original at https://politicalsciencereplication.wordpress.com/2017/11/22/what-has-reproducibility-promotion-done-for-me/ Summary: long term benefits on getting grants, collaborators, visibility and a different (interesting) profile on the job market. It is pretty difficult to show tangible benefits. But I’m noticing more and more now that being a data champion is not a distraction; it’s an important facet of my profile that has helped my academic career in many ways: Grant success: My project “Fostering Transparency in Government Institutions and Higher Education” has received funding from the British Academy.

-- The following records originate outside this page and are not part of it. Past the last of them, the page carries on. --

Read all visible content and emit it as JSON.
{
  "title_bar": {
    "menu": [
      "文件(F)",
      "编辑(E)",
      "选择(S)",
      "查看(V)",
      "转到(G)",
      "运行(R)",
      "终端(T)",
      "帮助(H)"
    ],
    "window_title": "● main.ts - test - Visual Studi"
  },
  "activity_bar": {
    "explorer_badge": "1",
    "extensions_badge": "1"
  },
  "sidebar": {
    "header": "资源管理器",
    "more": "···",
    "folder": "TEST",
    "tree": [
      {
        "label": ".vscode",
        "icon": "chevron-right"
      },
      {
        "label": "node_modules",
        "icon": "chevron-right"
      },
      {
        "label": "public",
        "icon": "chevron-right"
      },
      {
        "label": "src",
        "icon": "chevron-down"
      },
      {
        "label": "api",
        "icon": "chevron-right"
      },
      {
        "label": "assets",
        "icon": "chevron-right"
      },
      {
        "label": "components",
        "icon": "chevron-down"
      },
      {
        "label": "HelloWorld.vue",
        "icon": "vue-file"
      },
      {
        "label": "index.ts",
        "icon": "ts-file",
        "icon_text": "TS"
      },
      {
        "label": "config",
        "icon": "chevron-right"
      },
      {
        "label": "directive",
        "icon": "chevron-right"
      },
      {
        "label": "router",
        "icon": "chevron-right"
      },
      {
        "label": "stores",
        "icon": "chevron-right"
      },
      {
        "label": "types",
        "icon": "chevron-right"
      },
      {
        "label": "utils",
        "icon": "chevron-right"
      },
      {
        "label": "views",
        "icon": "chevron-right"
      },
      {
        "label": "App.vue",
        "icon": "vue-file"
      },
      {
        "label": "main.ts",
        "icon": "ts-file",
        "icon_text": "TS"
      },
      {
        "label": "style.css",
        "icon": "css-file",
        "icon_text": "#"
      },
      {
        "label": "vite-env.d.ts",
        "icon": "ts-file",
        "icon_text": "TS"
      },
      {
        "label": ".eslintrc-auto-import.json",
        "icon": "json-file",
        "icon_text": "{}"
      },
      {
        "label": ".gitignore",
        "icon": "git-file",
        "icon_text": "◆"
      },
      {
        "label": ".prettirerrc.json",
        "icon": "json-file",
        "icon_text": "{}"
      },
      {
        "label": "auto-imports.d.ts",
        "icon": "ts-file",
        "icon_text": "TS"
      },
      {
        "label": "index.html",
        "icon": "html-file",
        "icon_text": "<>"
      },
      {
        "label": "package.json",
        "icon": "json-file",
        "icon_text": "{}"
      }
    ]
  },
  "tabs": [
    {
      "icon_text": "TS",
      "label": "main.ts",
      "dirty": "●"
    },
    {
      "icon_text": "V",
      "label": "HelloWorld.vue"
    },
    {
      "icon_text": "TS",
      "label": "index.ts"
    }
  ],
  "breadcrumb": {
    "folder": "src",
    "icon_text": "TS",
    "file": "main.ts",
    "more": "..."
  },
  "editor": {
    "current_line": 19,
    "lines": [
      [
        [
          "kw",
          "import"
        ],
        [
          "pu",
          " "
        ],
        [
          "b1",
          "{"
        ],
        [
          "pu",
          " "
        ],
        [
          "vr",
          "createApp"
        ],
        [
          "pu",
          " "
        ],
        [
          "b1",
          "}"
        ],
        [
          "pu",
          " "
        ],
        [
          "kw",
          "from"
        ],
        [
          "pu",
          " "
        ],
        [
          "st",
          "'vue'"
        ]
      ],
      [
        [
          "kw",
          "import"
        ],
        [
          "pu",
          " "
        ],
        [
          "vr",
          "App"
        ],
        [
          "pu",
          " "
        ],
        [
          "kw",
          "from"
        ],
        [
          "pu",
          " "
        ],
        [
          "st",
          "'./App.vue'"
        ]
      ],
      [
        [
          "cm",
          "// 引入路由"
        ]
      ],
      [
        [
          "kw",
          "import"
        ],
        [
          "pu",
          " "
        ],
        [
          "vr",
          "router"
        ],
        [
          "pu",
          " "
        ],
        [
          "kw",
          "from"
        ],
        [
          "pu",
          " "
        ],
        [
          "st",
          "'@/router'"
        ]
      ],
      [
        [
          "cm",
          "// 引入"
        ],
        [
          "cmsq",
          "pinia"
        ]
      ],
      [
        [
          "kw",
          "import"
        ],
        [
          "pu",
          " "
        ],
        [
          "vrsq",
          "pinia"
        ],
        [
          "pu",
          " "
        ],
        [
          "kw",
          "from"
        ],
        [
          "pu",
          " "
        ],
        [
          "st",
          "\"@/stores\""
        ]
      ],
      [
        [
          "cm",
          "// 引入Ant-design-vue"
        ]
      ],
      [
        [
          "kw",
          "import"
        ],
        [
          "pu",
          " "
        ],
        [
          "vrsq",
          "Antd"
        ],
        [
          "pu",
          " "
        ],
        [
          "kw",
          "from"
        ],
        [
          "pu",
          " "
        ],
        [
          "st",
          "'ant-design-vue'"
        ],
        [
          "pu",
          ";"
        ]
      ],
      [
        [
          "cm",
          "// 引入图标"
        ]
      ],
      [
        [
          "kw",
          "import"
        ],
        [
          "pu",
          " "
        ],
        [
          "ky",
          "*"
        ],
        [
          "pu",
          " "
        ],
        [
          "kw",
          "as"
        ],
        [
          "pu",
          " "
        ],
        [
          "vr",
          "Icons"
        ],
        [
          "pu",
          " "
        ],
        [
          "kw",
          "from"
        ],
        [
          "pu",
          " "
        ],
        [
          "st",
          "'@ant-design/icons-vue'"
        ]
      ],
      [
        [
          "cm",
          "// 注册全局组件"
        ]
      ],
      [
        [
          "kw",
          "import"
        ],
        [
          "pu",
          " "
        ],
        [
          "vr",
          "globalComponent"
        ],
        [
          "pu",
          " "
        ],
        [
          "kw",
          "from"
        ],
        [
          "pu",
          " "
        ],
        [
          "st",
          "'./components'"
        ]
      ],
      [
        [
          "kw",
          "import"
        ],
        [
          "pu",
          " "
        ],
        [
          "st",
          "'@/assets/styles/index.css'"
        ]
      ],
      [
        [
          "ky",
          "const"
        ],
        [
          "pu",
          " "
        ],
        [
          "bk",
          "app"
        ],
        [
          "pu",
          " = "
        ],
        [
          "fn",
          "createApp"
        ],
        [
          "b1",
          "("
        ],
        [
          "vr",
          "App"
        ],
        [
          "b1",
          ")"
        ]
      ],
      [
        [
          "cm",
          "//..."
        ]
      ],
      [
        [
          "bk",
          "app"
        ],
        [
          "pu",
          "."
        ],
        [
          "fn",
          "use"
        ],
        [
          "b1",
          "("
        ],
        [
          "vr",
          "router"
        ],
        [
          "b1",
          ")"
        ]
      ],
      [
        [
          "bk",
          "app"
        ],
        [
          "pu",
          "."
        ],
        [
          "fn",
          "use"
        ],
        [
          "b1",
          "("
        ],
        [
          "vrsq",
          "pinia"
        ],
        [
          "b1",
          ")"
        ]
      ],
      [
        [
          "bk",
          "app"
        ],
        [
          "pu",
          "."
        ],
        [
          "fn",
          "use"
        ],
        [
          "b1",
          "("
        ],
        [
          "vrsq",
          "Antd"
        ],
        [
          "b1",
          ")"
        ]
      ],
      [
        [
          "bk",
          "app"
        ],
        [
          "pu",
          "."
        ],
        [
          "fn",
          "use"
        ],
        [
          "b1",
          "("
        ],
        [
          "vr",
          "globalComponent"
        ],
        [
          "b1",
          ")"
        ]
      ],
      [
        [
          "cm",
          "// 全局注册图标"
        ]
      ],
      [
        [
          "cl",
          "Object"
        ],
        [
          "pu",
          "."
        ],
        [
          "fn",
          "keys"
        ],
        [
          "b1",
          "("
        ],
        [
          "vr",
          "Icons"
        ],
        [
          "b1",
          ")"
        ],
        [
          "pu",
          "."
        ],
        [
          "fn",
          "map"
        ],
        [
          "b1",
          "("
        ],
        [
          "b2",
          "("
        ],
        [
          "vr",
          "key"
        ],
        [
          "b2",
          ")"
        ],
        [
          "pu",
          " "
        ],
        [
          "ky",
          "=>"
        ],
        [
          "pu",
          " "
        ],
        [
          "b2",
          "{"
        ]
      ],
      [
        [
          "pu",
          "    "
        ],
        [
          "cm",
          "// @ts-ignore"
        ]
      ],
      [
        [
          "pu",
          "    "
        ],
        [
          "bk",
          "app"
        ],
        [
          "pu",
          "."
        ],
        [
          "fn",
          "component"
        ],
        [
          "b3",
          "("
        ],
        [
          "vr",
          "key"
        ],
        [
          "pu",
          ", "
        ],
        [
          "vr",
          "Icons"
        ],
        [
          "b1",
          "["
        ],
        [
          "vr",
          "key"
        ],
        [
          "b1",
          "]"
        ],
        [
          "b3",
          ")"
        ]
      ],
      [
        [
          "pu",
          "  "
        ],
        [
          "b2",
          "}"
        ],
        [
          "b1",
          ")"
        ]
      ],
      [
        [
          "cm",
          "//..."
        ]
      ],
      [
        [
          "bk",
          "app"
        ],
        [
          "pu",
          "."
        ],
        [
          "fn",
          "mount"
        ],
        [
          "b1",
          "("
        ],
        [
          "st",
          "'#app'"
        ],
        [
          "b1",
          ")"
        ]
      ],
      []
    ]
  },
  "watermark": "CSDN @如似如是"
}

modified from http://blogs.lse.ac.uk/impactofsocialsciences/2018/03/20/what-factors-do-scientists-perceive-as-promoting-or-hindering-scientific-data-reuse/ and the article DOI: 10.1371/journal.pone.0189288 (http://doi.org/10.1371/journal.pone.0189288) Interesting conclusions: 1. researchers who re-use the data are different from researchers making data open for reuse 2. expressed lack of trust in reused data was not a factor explaining a lack of data reuse: while trust is a problem per se, it does not impeede data reuse. 3. there is a correlation between data reuse and perceived efficacy of data reuse (in contrast to the authors, I am not infering in which direction this might be causal).
The very first Data Management Engagement Award, a competition sponsored by SPARC Europe, the University of Cambridge and Jisc to elicit new and imaginative ideas for engaging researchers in the practices of good Research Data Management (RDM). Our proposal is to link RDM with the open science movement via the Wikimedia suite of tools. Basically just share yours or others’ openly licensed research material via Wikimedia Commons to create an aggregated resource that can be used to improve Wikipedia.
At the universisty of Jena, we have proposed lecture of data analysis. In the lecture, we presented research data management topics as a prerequisite for a good analysis. This approach made it easier to “sell” it. Distributed under a CC0 license Collected by Julien Colomb, data manager
The Noon Talks are regular events that took place twice a year since 2016 at the Library. These events mainly cover scientific related topics such as preprints, open access, reusing content in theses, etc. The most efficient way to promote this event are our emailing list that we use to spread invitations on the campus. We obviously communicate as well on the common social media and via other channels (screens on the campus, online agendas, events lists, etc.